▸ LISTED RECORDS
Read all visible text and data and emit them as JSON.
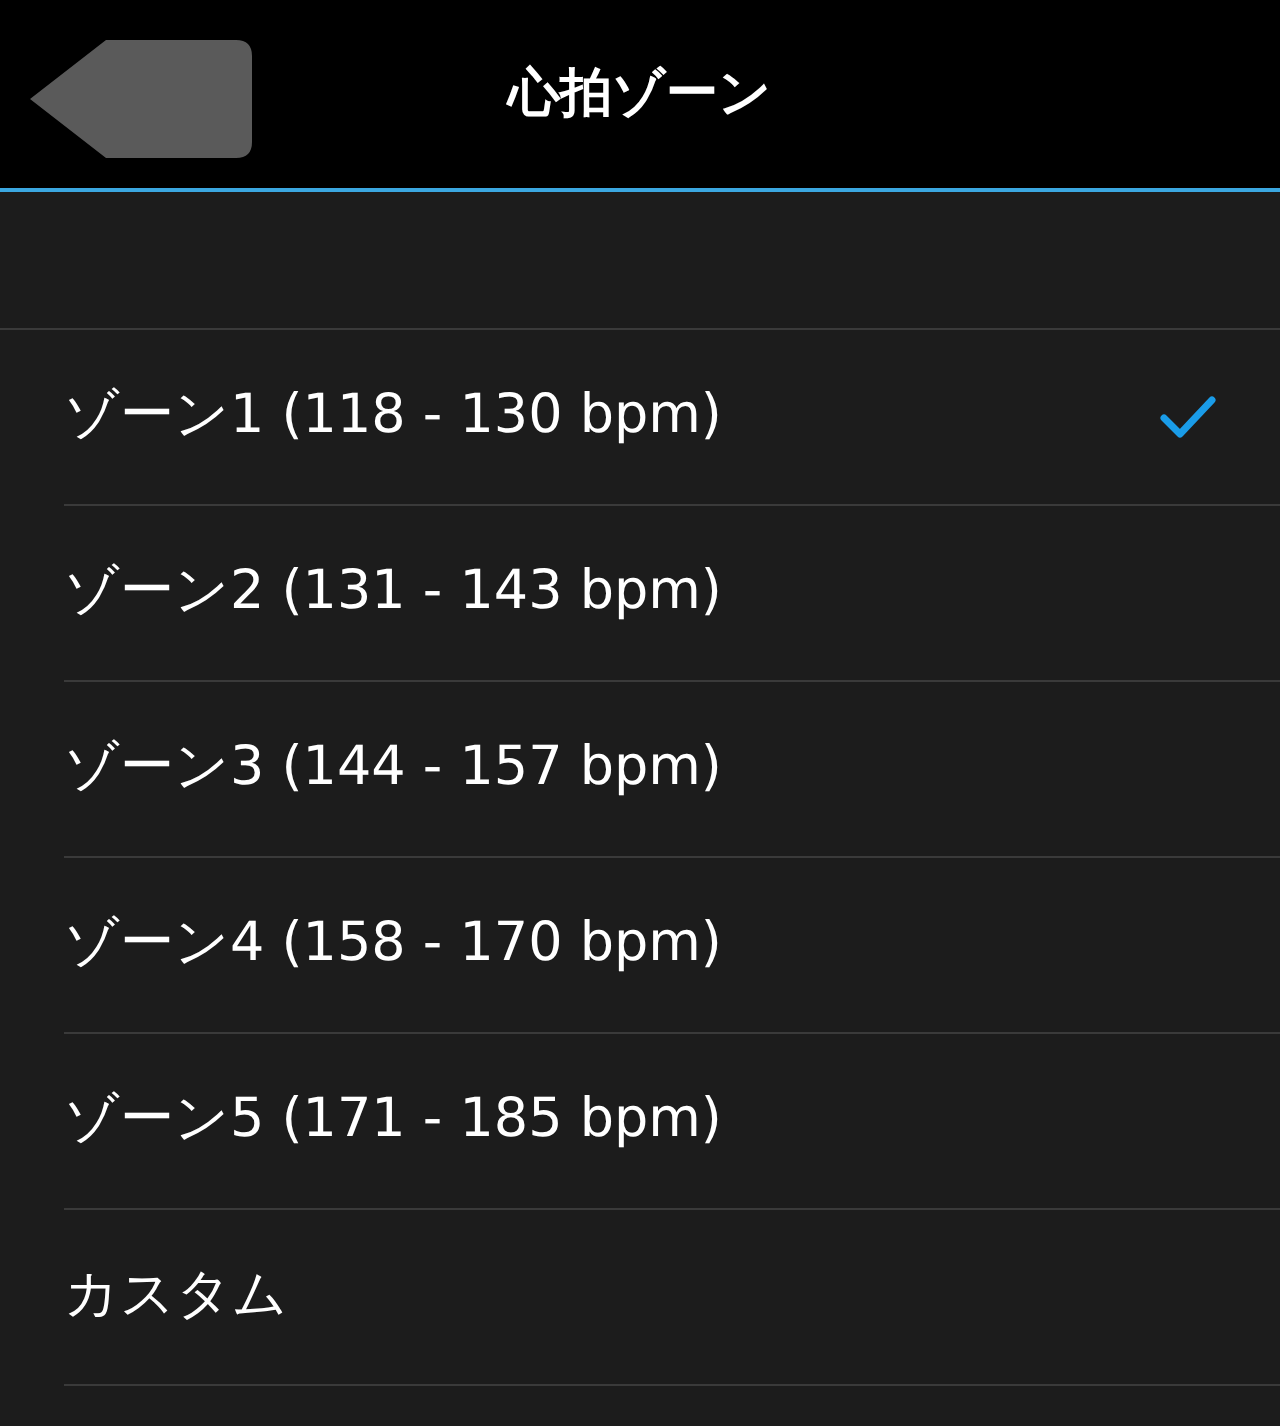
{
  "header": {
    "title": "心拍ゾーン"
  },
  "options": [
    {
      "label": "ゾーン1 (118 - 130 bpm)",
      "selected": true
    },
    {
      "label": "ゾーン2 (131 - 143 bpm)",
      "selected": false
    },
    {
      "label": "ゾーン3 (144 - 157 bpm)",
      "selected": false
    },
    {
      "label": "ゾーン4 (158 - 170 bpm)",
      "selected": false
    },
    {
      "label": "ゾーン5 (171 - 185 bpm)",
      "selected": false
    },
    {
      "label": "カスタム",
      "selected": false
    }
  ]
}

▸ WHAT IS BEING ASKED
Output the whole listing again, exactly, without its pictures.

▸ EXERCISE RESULT
Read all visible text and data and emit them as JSON.
{
  "header": {
    "title": "心拍ゾーン"
  },
  "options": [
    {
      "label": "ゾーン1 (118 - 130 bpm)",
      "selected": true
    },
    {
      "label": "ゾーン2 (131 - 143 bpm)",
      "selected": false
    },
    {
      "label": "ゾーン3 (144 - 157 bpm)",
      "selected": false
    },
    {
      "label": "ゾーン4 (158 - 170 bpm)",
      "selected": false
    },
    {
      "label": "ゾーン5 (171 - 185 bpm)",
      "selected": false
    },
    {
      "label": "カスタム",
      "selected": false
    }
  ]
}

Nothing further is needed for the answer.